LITTLE PEOPLE WITH BIG HEARTS
Collecting used soccer gear, giving reading lessons and creating hand-woven bracelets are ways these Buckhead youngsters are quietly working as heroes in the community. Need some inspiration? Look no further than these students who have the needs of others foremost in their hearts.
ARJUN, ANJINI AND URVINI NAIDU AGE: 8 AND 6
Working together against childhood cancer is a family affair for the three Naidu siblings, 8-year-old twins Arjun and Anjini and 6-year-old Urvini. Two years ago, when a relative was diagnosed with cancer, the Sarah Smith students were inspired to help youngsters with the disease. They tied their idea to the school’s spring international week that each year spotlights a specific country and came up with colorful designs for woven bracelets that include that country’s colors. The complexity of the weave sets the price at $1, $2 or $4. For two weeks, they sell their creations in the mornings before school starts, and from their debut, the accessory was an instant hit. The first year’s bracelets, based on colors from the Brazilian flag, totaled $587. This spring, the sale of almost 600 bracelets based on South African colors netted $775. All of the money was donated to the Aflac Cancer Center at Children’s Healthcare of Atlanta after the sale ended. They’re now focused on getting more organized by taking advance orders and working ahead on production.

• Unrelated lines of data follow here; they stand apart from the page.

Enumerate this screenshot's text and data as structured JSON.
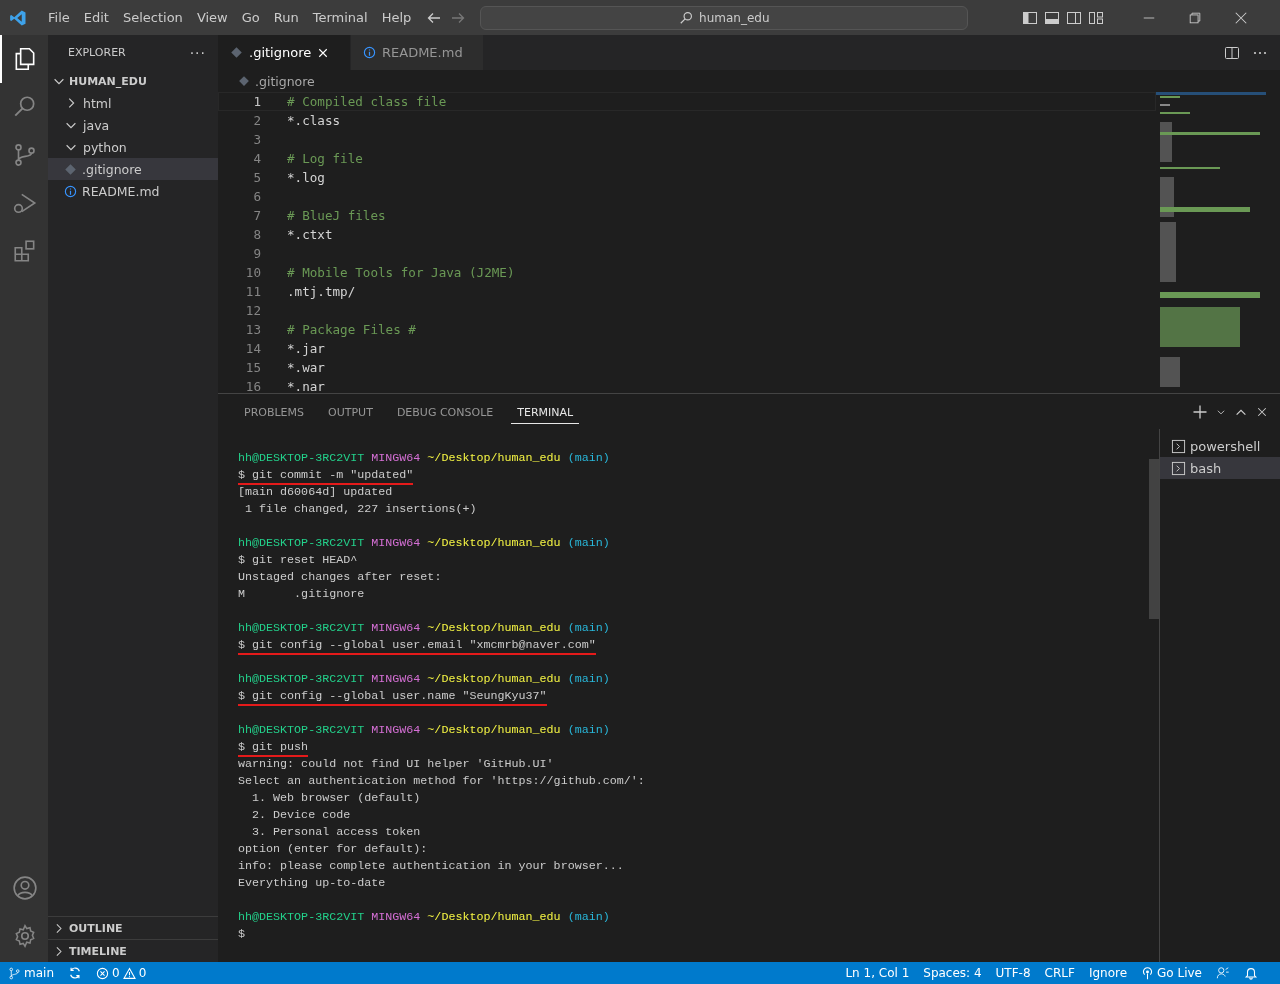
{
  "menu": [
    "File",
    "Edit",
    "Selection",
    "View",
    "Go",
    "Run",
    "Terminal",
    "Help"
  ],
  "command_center": {
    "value": "human_edu"
  },
  "explorer": {
    "title": "EXPLORER",
    "more": "···",
    "root": {
      "label": "HUMAN_EDU",
      "expanded": true
    },
    "items": [
      {
        "label": "html",
        "kind": "folder",
        "expanded": false,
        "selected": false
      },
      {
        "label": "java",
        "kind": "folder",
        "expanded": true,
        "selected": false
      },
      {
        "label": "python",
        "kind": "folder",
        "expanded": true,
        "selected": false
      },
      {
        "label": ".gitignore",
        "kind": "config",
        "selected": true
      },
      {
        "label": "README.md",
        "kind": "info",
        "selected": false
      }
    ],
    "sections": [
      {
        "label": "OUTLINE",
        "expanded": false
      },
      {
        "label": "TIMELINE",
        "expanded": false
      }
    ]
  },
  "tabs": [
    {
      "label": ".gitignore",
      "kind": "config",
      "selected": true
    },
    {
      "label": "README.md",
      "kind": "info",
      "selected": false
    }
  ],
  "breadcrumb": ".gitignore",
  "code": [
    {
      "number": "1",
      "text": "# Compiled class file",
      "kind": "comment",
      "current": true
    },
    {
      "number": "2",
      "text": "*.class",
      "kind": "pattern",
      "current": false
    },
    {
      "number": "3",
      "kind": "blank",
      "current": false
    },
    {
      "number": "4",
      "text": "# Log file",
      "kind": "comment",
      "current": false
    },
    {
      "number": "5",
      "text": "*.log",
      "kind": "pattern",
      "current": false
    },
    {
      "number": "6",
      "kind": "blank",
      "current": false
    },
    {
      "number": "7",
      "text": "# BlueJ files",
      "kind": "comment",
      "current": false
    },
    {
      "number": "8",
      "text": "*.ctxt",
      "kind": "pattern",
      "current": false
    },
    {
      "number": "9",
      "kind": "blank",
      "current": false
    },
    {
      "number": "10",
      "text": "# Mobile Tools for Java (J2ME)",
      "kind": "comment",
      "current": false
    },
    {
      "number": "11",
      "text": ".mtj.tmp/",
      "kind": "pattern",
      "current": false
    },
    {
      "number": "12",
      "kind": "blank",
      "current": false
    },
    {
      "number": "13",
      "text": "# Package Files #",
      "kind": "comment",
      "current": false
    },
    {
      "number": "14",
      "text": "*.jar",
      "kind": "pattern",
      "current": false
    },
    {
      "number": "15",
      "text": "*.war",
      "kind": "pattern",
      "current": false
    },
    {
      "number": "16",
      "text": "*.nar",
      "kind": "pattern",
      "current": false
    }
  ],
  "panel_tabs": [
    {
      "label": "PROBLEMS",
      "selected": false
    },
    {
      "label": "OUTPUT",
      "selected": false
    },
    {
      "label": "DEBUG CONSOLE",
      "selected": false
    },
    {
      "label": "TERMINAL",
      "selected": true
    }
  ],
  "terminal": [
    {
      "kind": "prompt",
      "user": "hh@DESKTOP-3RC2VIT",
      "system": "MINGW64",
      "path": "~/Desktop/human_edu",
      "branch": "(main)"
    },
    {
      "kind": "command",
      "text": "$ git commit -m \"updated\"",
      "underlined": true
    },
    {
      "kind": "output",
      "text": "[main d60064d] updated"
    },
    {
      "kind": "output",
      "text": " 1 file changed, 227 insertions(+)"
    },
    {
      "kind": "blank"
    },
    {
      "kind": "prompt",
      "user": "hh@DESKTOP-3RC2VIT",
      "system": "MINGW64",
      "path": "~/Desktop/human_edu",
      "branch": "(main)"
    },
    {
      "kind": "command",
      "text": "$ git reset HEAD^",
      "underlined": false
    },
    {
      "kind": "output",
      "text": "Unstaged changes after reset:"
    },
    {
      "kind": "output",
      "text": "M       .gitignore"
    },
    {
      "kind": "blank"
    },
    {
      "kind": "prompt",
      "user": "hh@DESKTOP-3RC2VIT",
      "system": "MINGW64",
      "path": "~/Desktop/human_edu",
      "branch": "(main)"
    },
    {
      "kind": "command",
      "text": "$ git config --global user.email \"xmcmrb@naver.com\"",
      "underlined": true
    },
    {
      "kind": "blank"
    },
    {
      "kind": "prompt",
      "user": "hh@DESKTOP-3RC2VIT",
      "system": "MINGW64",
      "path": "~/Desktop/human_edu",
      "branch": "(main)"
    },
    {
      "kind": "command",
      "text": "$ git config --global user.name \"SeungKyu37\"",
      "underlined": true
    },
    {
      "kind": "blank"
    },
    {
      "kind": "prompt",
      "user": "hh@DESKTOP-3RC2VIT",
      "system": "MINGW64",
      "path": "~/Desktop/human_edu",
      "branch": "(main)"
    },
    {
      "kind": "command",
      "text": "$ git push",
      "underlined": true
    },
    {
      "kind": "output",
      "text": "warning: could not find UI helper 'GitHub.UI'"
    },
    {
      "kind": "output",
      "text": "Select an authentication method for 'https://github.com/':"
    },
    {
      "kind": "output",
      "text": "  1. Web browser (default)"
    },
    {
      "kind": "output",
      "text": "  2. Device code"
    },
    {
      "kind": "output",
      "text": "  3. Personal access token"
    },
    {
      "kind": "output",
      "text": "option (enter for default):"
    },
    {
      "kind": "output",
      "text": "info: please complete authentication in your browser..."
    },
    {
      "kind": "output",
      "text": "Everything up-to-date"
    },
    {
      "kind": "blank"
    },
    {
      "kind": "prompt",
      "user": "hh@DESKTOP-3RC2VIT",
      "system": "MINGW64",
      "path": "~/Desktop/human_edu",
      "branch": "(main)"
    },
    {
      "kind": "command",
      "text": "$",
      "underlined": false
    }
  ],
  "terminals": [
    {
      "label": "powershell",
      "selected": false
    },
    {
      "label": "bash",
      "selected": true
    }
  ],
  "status_bar": {
    "branch": "main",
    "errors": "0",
    "warnings": "0",
    "right": [
      "Ln 1, Col 1",
      "Spaces: 4",
      "UTF-8",
      "CRLF",
      "Ignore",
      "Go Live"
    ]
  }
}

On a spring break trip this year, mom Ami Naidu said the kids were turning out bracelets in the back seat of the car. “It’s really gone from a hobby to a cause,” she says. The family invested about $100 in Rainbow looms and materials, but the biggest contribution is time, says Anjini. “It takes about 30 minutes to make the reversible ones, and the others take about 15 minutes,” she says. “But it’s fun. And our friends like to wear a lot of them at the same time!”
CAROLINE CARR GRANT AGE: 17
The budding teacher in Caroline Carr Grant has been getting on-the-job training while at the same time offering literacy education to an under served population of kids. The Buckhead resident and Lovett student has always been an avid reader, and she first started sharing that excitement with youngsters as a tutor for Agape, a nonprofit community organization on Bolton Road. After volunteering for more than 100 hours over three years, she was asked to design a reading and writing program for 25 first- and second-graders as part of the 2014 summer camp. “I laid out a schedule, got to know all the kids, did research on creating a reading curriculum, looked at what they were doing in school—and organized snacks!” Carr says. In addition, Grant stocked a library at Agape with 700 books donated from the Atlanta public library, Lovett and donors. This summer, Grant expanded the program from one to two days a week, worked with Agape staff to contact teachers and find out exactly what each child needed to work on, and set up diagnostic tests to identify areas of improvement. In the process, she developed strong ties with students and their parents. “Agape takes a whole-family approach to things, and I wanted to do that with reading, too,” she says. “If you can’t read, you can’t do math or science. Your education is at a standstill. A program like this can make a difference.”
RILEY PATTON AGE: 13
Since she was a youngster, Westminster student Riley Patton has played soccer. “I like the competitiveness of it and playing with my friends,” she says. “But I also realized so many people didn’t have the same privilege.” Almost four years ago, Patton undertook a weekend project to collect the outgrown soccer gear she and her pals had no use for and to donate it to other kids. A few days later at a soccer fair, she connected with a man from Liberia who offered to deliver the items to kids in his country. “We sent several loads of gear to the village where he grew up,” she says. “He’s sent us lots of pictures so we can see where it’s going.” The project soon grew beyond her immediate circle, with families through school and Tophat Soccer Club in Buckhead bringing her clothing, balls and shin guards. Patton organized the effort into Kicks for a Kause, a nonprofit with a website where others can find out how to donate goods and money or to buy a T-shirt to support Patton’s work. The organization has also grown, now sending donations to kids in Brazil as well as Africa. The best part for Patton has been knowing her efforts are letting other kids enjoy the sport as much as she does. “And it’s been really cool to see my old cleats going to a good cause,” she says.
STORY: H.M. Cauley